draw two inconsistent positions from the evidence and one of
those positions represents the Commissioner's findings,
we must affirm the denial of benefits.” Id.
(quoting Mapes v. Chater, 82 F.3d 259, 262 (8th Cir.
1996)). Courts “defer heavily to the findings and
conclusions of the Social Security Administration” and
will disturb the Commissioner's decision only if it falls
outside the “zone of choice.” Hurd v.
Astrue, 621 F.3d 734, 738 (8th Cir. 2010); Casey v.
Astrue, 503 F.3d 687, 691 (8th Cir. 2007).
argues the ALJ committed the following errors: 1) failed to
properly evaluate the opinions of record; 2) the RFC is
unsupported by substantial evidence of the record as a whole;
and 3) erred in assessing Plaintiff's credibility.
the Court has thoroughly reviewed the administrative record

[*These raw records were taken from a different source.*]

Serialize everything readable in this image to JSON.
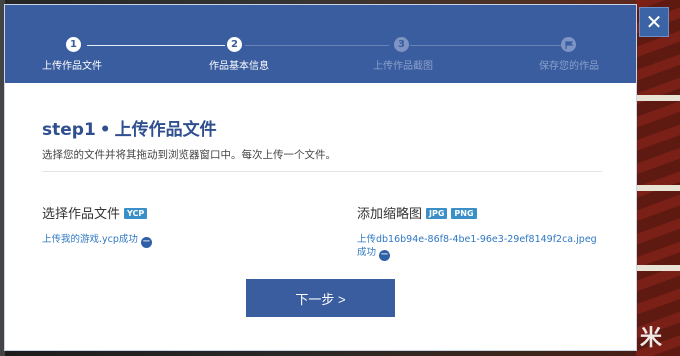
{
  "steps": [
    {
      "number": "1",
      "label": "上传作品文件",
      "state": "done"
    },
    {
      "number": "2",
      "label": "作品基本信息",
      "state": "current"
    },
    {
      "number": "3",
      "label": "上传作品截图",
      "state": "upcoming"
    },
    {
      "number": "",
      "label": "保存您的作品",
      "state": "upcoming",
      "icon": "flag-icon"
    }
  ],
  "main": {
    "title_step": "step1",
    "title_dot": "•",
    "title_text": "上传作品文件",
    "description": "选择您的文件并将其拖动到浏览器窗口中。每次上传一个文件。"
  },
  "file_section": {
    "label": "选择作品文件",
    "tags": [
      "YCP"
    ],
    "status": "上传我的游戏.ycp成功"
  },
  "thumb_section": {
    "label": "添加缩略图",
    "tags": [
      "JPG",
      "PNG"
    ],
    "status_line1": "上传db16b94e-86f8-4be1-96e3-29ef8149f2ca.jpeg",
    "status_line2": "成功"
  },
  "next_button": "下一步 >",
  "close_glyph": "✕",
  "watermark": "米",
  "colors": {
    "primary": "#3a5da0",
    "link": "#2f78c4",
    "tag": "#3a8fc9"
  }
}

before the Court, including the medical records, hearing
testimony, and the ALJ's opinion. The Court finds that
the ALJ's determination is supported by substantial
evidence in the record as a whole and was within the
available “zone of choice.” The ALJ provided a
lengthy analysis of the medical opinion evidence and properly
addressed Plaintiff's mental and other limitations, in
light of the medical records, work history and hearing
testimony. The Court gives great deference to the ALJ's
determination as it falls within an acceptable “zone of
choice” of the finder of fact.
the Court will not disturb the ALJ's credibility
determination. In finding Plaintiff's allegations not
completely credible, the ALJ considered such things as
Plaintiff's reported limitations, the objective medical
evidence and medical opinions and Plaintiff's daily
activities. The Court noted Plaintiff's treatment notes
indicate that Plaintiff was overall stable and doing great.
Further, Plaintiff was able to do well despite a conservative
treatment plan. The record further reflects that her treating
physician believed Plaintiff was able to care for herself,
despite still living with her parents, and was doing some
babysitting. The Court finds the ALJ recognized the
appropriate analytic framework, considered the appropriate
factors, and gave good reasons for discrediting the
claimant's testimony. See generally Tucker v.
Barnhart, 363 F.3d 781, 783 (8th Cir. 2004) (“The
ALJ is not required to discuss each Polaski factor
as long as the analytical framework is recognized and
considered.”). Accordingly, the Court will defer to the
ALJ's judgment. See Whitman v. Colvin, 762 F.3d
701, 707 (8th Cir. 2014) (“Questions of credibility are
for the ALJ in the first instance” and “[i]f an
ALJ explicitly discredits a claimant's testimony and
gives a good reason for doing so, we will normally defer to
Plaintiff alleges the ALJ had a “factual
misunderstanding of the record as a whole” because the
ALJ stated: “However, she did not indicate she received
any special education services.” However, the paragraph
in the ALJ's determination that contains this statement
begins with “claimant testified.” The Court
interprets the ALJ's comment in this specific paragraph
to mean Plaintiff did not testify at the hearing about
specifically receiving special education services. The
transcript reflects that Plaintiff testified she took
“LD” classes at Lewis & Clark during the
summer, but there is no elaboration of what her classes were
during that time. Regardless, the Court finds if the ALJ did
in fact err in his reference to Plaintiff's history of
special education classes, which this Court does not believe
occurred, such “error” did not alter the
ALJ's determination based on substantial evidence in the
record as a whole. See Byes v. Astrue, 687 F.3d 913,
917 (8th Cir. 2012) (To show an error was not harmless,
plaintiff must prove the ALJ would have made a different
determination if the error had not occurred.); citing,
Van Vickle v. Astrue, 539 F.3d 825, 830 (8th Cir.